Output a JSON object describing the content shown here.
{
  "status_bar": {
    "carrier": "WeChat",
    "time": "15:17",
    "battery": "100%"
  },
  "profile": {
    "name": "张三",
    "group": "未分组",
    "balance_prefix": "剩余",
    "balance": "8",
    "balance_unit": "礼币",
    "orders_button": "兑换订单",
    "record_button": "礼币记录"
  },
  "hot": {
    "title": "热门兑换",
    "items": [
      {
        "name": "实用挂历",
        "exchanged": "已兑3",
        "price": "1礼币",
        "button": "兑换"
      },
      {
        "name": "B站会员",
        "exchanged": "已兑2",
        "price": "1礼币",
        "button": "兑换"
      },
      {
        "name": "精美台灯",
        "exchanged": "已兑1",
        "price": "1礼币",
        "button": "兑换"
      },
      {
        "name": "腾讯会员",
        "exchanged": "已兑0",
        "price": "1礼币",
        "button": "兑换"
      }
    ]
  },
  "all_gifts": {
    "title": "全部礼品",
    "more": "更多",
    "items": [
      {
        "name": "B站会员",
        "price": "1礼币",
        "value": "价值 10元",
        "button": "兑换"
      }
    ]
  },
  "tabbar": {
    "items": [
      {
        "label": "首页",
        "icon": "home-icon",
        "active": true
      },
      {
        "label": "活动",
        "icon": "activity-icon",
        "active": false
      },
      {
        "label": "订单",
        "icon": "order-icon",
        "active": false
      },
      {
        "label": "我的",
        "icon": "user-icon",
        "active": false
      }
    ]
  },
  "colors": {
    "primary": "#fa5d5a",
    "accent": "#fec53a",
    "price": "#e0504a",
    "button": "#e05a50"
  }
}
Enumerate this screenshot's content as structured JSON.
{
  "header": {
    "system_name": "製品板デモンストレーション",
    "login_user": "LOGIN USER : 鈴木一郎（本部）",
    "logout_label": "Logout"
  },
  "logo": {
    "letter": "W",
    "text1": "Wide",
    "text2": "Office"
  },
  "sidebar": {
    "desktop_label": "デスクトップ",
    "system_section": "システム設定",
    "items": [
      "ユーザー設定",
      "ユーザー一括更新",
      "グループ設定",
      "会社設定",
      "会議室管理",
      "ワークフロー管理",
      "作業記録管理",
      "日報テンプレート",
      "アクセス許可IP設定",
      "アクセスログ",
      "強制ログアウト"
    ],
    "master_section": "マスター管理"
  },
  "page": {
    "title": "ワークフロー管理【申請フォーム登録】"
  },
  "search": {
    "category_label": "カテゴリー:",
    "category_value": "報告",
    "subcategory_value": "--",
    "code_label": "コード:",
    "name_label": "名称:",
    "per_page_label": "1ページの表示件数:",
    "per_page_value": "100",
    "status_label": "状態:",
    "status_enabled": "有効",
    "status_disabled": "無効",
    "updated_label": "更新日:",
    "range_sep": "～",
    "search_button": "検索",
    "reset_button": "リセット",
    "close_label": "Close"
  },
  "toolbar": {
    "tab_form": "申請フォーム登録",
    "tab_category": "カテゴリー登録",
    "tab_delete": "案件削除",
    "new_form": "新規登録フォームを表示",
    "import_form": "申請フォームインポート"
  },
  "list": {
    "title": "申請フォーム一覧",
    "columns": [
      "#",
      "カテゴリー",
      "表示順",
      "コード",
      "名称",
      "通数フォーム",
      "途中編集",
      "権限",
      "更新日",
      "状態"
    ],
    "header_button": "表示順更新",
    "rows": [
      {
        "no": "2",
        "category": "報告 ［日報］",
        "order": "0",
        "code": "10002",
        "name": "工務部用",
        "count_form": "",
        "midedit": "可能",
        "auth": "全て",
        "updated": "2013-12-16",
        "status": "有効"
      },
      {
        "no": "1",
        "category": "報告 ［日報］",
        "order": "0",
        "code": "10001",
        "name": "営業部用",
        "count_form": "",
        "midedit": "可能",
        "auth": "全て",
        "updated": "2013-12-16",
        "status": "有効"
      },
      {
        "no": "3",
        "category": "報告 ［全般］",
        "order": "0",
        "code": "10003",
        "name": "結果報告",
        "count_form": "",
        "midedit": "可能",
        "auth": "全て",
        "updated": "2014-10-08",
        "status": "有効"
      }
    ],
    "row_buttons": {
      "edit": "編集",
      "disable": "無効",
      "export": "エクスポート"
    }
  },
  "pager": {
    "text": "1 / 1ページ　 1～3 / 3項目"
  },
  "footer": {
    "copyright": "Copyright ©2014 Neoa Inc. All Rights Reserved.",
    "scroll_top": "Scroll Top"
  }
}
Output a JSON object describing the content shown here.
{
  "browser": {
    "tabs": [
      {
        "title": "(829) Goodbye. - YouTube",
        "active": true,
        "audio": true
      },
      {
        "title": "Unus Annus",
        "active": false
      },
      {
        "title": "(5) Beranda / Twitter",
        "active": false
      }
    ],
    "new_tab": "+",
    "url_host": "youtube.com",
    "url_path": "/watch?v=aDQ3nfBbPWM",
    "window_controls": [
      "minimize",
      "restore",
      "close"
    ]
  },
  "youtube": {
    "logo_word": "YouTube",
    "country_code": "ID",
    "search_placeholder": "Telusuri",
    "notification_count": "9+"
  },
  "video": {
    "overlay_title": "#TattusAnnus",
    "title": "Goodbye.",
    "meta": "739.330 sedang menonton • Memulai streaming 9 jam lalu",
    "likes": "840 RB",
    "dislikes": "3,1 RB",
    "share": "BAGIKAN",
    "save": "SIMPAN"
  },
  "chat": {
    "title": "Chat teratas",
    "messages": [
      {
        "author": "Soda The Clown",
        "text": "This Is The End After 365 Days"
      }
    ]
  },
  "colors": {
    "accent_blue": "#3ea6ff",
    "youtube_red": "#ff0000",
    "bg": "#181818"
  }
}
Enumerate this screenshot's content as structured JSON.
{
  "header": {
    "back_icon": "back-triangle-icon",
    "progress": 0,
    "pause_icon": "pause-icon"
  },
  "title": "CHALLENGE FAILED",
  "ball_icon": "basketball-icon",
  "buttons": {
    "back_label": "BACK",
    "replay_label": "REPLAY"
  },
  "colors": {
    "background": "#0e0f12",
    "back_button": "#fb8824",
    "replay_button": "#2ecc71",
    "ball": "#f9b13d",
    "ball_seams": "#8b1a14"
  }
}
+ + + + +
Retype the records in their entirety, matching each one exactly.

EXERCISE RESULT:
Output a JSON object describing the content shown here.
{
  "status_bar": {
    "carrier": "WeChat",
    "time": "15:17",
    "battery": "100%"
  },
  "profile": {
    "name": "张三",
    "group": "未分组",
    "balance_prefix": "剩余",
    "balance": "8",
    "balance_unit": "礼币",
    "orders_button": "兑换订单",
    "record_button": "礼币记录"
  },
  "hot": {
    "title": "热门兑换",
    "items": [
      {
        "name": "实用挂历",
        "exchanged": "已兑3",
        "price": "1礼币",
        "button": "兑换"
      },
      {
        "name": "B站会员",
        "exchanged": "已兑2",
        "price": "1礼币",
        "button": "兑换"
      },
      {
        "name": "精美台灯",
        "exchanged": "已兑1",
        "price": "1礼币",
        "button": "兑换"
      },
      {
        "name": "腾讯会员",
        "exchanged": "已兑0",
        "price": "1礼币",
        "button": "兑换"
      }
    ]
  },
  "all_gifts": {
    "title": "全部礼品",
    "more": "更多",
    "items": [
      {
        "name": "B站会员",
        "price": "1礼币",
        "value": "价值 10元",
        "button": "兑换"
      }
    ]
  },
  "tabbar": {
    "items": [
      {
        "label": "首页",
        "icon": "home-icon",
        "active": true
      },
      {
        "label": "活动",
        "icon": "activity-icon",
        "active": false
      },
      {
        "label": "订单",
        "icon": "order-icon",
        "active": false
      },
      {
        "label": "我的",
        "icon": "user-icon",
        "active": false
      }
    ]
  },
  "colors": {
    "primary": "#fa5d5a",
    "accent": "#fec53a",
    "price": "#e0504a",
    "button": "#e05a50"
  }
}
Enumerate this screenshot's content as structured JSON.
{
  "header": {
    "system_name": "製品板デモンストレーション",
    "login_user": "LOGIN USER : 鈴木一郎（本部）",
    "logout_label": "Logout"
  },
  "logo": {
    "letter": "W",
    "text1": "Wide",
    "text2": "Office"
  },
  "sidebar": {
    "desktop_label": "デスクトップ",
    "system_section": "システム設定",
    "items": [
      "ユーザー設定",
      "ユーザー一括更新",
      "グループ設定",
      "会社設定",
      "会議室管理",
      "ワークフロー管理",
      "作業記録管理",
      "日報テンプレート",
      "アクセス許可IP設定",
      "アクセスログ",
      "強制ログアウト"
    ],
    "master_section": "マスター管理"
  },
  "page": {
    "title": "ワークフロー管理【申請フォーム登録】"
  },
  "search": {
    "category_label": "カテゴリー:",
    "category_value": "報告",
    "subcategory_value": "--",
    "code_label": "コード:",
    "name_label": "名称:",
    "per_page_label": "1ページの表示件数:",
    "per_page_value": "100",
    "status_label": "状態:",
    "status_enabled": "有効",
    "status_disabled": "無効",
    "updated_label": "更新日:",
    "range_sep": "～",
    "search_button": "検索",
    "reset_button": "リセット",
    "close_label": "Close"
  },
  "toolbar": {
    "tab_form": "申請フォーム登録",
    "tab_category": "カテゴリー登録",
    "tab_delete": "案件削除",
    "new_form": "新規登録フォームを表示",
    "import_form": "申請フォームインポート"
  },
  "list": {
    "title": "申請フォーム一覧",
    "columns": [
      "#",
      "カテゴリー",
      "表示順",
      "コード",
      "名称",
      "通数フォーム",
      "途中編集",
      "権限",
      "更新日",
      "状態"
    ],
    "header_button": "表示順更新",
    "rows": [
      {
        "no": "2",
        "category": "報告 ［日報］",
        "order": "0",
        "code": "10002",
        "name": "工務部用",
        "count_form": "",
        "midedit": "可能",
        "auth": "全て",
        "updated": "2013-12-16",
        "status": "有効"
      },
      {
        "no": "1",
        "category": "報告 ［日報］",
        "order": "0",
        "code": "10001",
        "name": "営業部用",
        "count_form": "",
        "midedit": "可能",
        "auth": "全て",
        "updated": "2013-12-16",
        "status": "有効"
      },
      {
        "no": "3",
        "category": "報告 ［全般］",
        "order": "0",
        "code": "10003",
        "name": "結果報告",
        "count_form": "",
        "midedit": "可能",
        "auth": "全て",
        "updated": "2014-10-08",
        "status": "有効"
      }
    ],
    "row_buttons": {
      "edit": "編集",
      "disable": "無効",
      "export": "エクスポート"
    }
  },
  "pager": {
    "text": "1 / 1ページ　 1～3 / 3項目"
  },
  "footer": {
    "copyright": "Copyright ©2014 Neoa Inc. All Rights Reserved.",
    "scroll_top": "Scroll Top"
  }
}
Output a JSON object describing the content shown here.
{
  "browser": {
    "tabs": [
      {
        "title": "(829) Goodbye. - YouTube",
        "active": true,
        "audio": true
      },
      {
        "title": "Unus Annus",
        "active": false
      },
      {
        "title": "(5) Beranda / Twitter",
        "active": false
      }
    ],
    "new_tab": "+",
    "url_host": "youtube.com",
    "url_path": "/watch?v=aDQ3nfBbPWM",
    "window_controls": [
      "minimize",
      "restore",
      "close"
    ]
  },
  "youtube": {
    "logo_word": "YouTube",
    "country_code": "ID",
    "search_placeholder": "Telusuri",
    "notification_count": "9+"
  },
  "video": {
    "overlay_title": "#TattusAnnus",
    "title": "Goodbye.",
    "meta": "739.330 sedang menonton • Memulai streaming 9 jam lalu",
    "likes": "840 RB",
    "dislikes": "3,1 RB",
    "share": "BAGIKAN",
    "save": "SIMPAN"
  },
  "chat": {
    "title": "Chat teratas",
    "messages": [
      {
        "author": "Soda The Clown",
        "text": "This Is The End After 365 Days"
      }
    ]
  },
  "colors": {
    "accent_blue": "#3ea6ff",
    "youtube_red": "#ff0000",
    "bg": "#181818"
  }
}
Enumerate this screenshot's content as structured JSON.
{
  "header": {
    "back_icon": "back-triangle-icon",
    "progress": 0,
    "pause_icon": "pause-icon"
  },
  "title": "CHALLENGE FAILED",
  "ball_icon": "basketball-icon",
  "buttons": {
    "back_label": "BACK",
    "replay_label": "REPLAY"
  },
  "colors": {
    "background": "#0e0f12",
    "back_button": "#fb8824",
    "replay_button": "#2ecc71",
    "ball": "#f9b13d",
    "ball_seams": "#8b1a14"
  }
}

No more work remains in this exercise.